◆ **WHAT THE TASK REQUIRES**
Find the string "Entrada" in the records and copy each line where it occurs.

[Opening MATERIAL TO PROCESS section]

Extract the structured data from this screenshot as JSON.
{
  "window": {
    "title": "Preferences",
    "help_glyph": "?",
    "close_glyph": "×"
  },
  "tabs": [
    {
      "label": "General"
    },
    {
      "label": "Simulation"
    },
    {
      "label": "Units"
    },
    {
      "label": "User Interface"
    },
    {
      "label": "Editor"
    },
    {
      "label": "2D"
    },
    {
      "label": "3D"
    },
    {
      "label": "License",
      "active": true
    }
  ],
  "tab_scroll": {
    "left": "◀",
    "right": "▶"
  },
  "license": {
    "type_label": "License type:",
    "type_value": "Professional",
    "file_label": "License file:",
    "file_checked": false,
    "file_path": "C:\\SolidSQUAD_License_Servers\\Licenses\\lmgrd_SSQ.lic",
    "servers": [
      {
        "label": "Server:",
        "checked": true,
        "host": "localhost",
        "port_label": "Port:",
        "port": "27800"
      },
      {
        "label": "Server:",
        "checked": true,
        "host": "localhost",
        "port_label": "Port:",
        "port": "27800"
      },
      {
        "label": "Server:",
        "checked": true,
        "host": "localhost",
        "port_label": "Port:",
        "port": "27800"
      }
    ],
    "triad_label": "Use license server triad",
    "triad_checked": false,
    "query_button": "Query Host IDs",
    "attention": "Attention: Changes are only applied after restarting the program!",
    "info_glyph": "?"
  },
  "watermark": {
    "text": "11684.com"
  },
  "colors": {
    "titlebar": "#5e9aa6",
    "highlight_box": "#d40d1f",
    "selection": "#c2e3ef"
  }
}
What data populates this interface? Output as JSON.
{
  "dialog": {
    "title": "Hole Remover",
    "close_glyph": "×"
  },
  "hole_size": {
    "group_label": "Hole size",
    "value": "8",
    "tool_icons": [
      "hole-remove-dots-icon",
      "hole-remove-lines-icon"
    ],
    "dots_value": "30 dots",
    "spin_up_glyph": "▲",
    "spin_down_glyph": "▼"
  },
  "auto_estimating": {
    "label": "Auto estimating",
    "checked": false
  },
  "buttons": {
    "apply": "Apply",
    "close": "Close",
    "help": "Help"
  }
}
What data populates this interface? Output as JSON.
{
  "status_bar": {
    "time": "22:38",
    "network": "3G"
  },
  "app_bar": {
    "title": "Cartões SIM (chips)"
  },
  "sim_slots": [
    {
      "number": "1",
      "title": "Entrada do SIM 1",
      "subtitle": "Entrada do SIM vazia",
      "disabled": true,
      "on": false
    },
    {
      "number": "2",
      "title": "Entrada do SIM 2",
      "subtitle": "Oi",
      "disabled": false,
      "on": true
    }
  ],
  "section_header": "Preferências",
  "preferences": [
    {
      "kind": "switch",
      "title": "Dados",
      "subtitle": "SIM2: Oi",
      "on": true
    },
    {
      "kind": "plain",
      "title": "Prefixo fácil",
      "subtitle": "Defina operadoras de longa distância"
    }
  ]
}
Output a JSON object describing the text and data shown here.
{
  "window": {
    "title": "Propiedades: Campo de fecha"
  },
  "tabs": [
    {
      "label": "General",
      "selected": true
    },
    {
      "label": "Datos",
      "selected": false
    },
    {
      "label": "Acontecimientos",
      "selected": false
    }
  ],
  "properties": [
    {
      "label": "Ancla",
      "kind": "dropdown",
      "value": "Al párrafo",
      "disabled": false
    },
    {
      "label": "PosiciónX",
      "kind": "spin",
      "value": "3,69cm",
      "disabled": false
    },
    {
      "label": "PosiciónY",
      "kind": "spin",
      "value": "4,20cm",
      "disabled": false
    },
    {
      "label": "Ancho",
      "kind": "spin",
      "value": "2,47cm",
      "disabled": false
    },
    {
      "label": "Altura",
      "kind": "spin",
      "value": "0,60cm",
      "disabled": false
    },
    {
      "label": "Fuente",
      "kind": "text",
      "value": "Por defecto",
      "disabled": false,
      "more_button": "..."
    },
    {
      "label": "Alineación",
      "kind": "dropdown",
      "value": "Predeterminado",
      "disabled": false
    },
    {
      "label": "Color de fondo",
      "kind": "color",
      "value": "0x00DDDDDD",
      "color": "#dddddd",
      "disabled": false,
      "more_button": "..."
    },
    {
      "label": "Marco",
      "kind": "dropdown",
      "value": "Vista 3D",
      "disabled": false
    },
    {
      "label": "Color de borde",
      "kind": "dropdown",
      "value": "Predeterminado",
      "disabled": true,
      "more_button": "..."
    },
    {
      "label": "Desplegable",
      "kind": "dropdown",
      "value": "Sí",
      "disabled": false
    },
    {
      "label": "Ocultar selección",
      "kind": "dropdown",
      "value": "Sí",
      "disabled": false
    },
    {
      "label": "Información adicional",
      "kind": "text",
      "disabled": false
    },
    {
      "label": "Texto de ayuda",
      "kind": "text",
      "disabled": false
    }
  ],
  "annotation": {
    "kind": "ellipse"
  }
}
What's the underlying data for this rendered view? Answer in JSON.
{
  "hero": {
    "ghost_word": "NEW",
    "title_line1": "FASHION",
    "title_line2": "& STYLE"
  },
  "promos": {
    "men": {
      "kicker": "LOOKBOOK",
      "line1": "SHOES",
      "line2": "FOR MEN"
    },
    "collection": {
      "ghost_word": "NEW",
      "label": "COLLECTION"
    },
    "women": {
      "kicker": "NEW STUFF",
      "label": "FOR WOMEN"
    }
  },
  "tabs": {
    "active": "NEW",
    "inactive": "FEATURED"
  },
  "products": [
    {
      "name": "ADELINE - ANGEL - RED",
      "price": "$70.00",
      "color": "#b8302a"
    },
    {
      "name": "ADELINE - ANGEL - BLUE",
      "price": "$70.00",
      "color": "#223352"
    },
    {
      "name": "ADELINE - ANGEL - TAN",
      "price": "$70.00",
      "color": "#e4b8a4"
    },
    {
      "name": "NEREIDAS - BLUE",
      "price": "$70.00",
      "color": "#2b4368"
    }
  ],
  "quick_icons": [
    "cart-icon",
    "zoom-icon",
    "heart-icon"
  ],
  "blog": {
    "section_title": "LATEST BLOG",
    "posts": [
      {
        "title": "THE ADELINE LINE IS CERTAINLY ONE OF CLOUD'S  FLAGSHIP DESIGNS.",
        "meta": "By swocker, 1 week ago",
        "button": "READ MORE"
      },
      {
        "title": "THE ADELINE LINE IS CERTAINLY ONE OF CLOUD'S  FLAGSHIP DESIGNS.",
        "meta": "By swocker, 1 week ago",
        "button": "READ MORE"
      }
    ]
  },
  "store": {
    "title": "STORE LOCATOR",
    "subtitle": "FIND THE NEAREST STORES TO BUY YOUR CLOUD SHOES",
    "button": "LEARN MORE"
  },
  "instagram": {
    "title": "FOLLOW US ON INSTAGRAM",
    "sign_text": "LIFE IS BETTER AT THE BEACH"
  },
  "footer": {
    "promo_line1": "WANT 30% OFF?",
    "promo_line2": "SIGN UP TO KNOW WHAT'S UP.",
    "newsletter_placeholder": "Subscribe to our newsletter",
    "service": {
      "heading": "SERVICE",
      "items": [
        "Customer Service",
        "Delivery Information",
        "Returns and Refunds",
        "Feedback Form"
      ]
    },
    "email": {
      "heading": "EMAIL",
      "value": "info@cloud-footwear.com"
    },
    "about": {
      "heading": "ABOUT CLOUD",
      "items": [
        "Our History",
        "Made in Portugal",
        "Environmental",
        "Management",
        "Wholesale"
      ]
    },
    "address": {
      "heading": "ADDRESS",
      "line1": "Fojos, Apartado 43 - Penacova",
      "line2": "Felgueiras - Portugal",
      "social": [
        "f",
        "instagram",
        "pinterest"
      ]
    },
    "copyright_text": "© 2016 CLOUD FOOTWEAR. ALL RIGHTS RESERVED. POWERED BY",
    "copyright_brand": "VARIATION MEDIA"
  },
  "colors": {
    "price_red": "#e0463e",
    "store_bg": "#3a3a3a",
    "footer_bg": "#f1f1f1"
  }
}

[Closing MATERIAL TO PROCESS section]

◆ **EXERCISE SOLUTION**
      "title": "Entrada do SIM 1",
      "subtitle": "Entrada do SIM vazia",
      "title": "Entrada do SIM 2",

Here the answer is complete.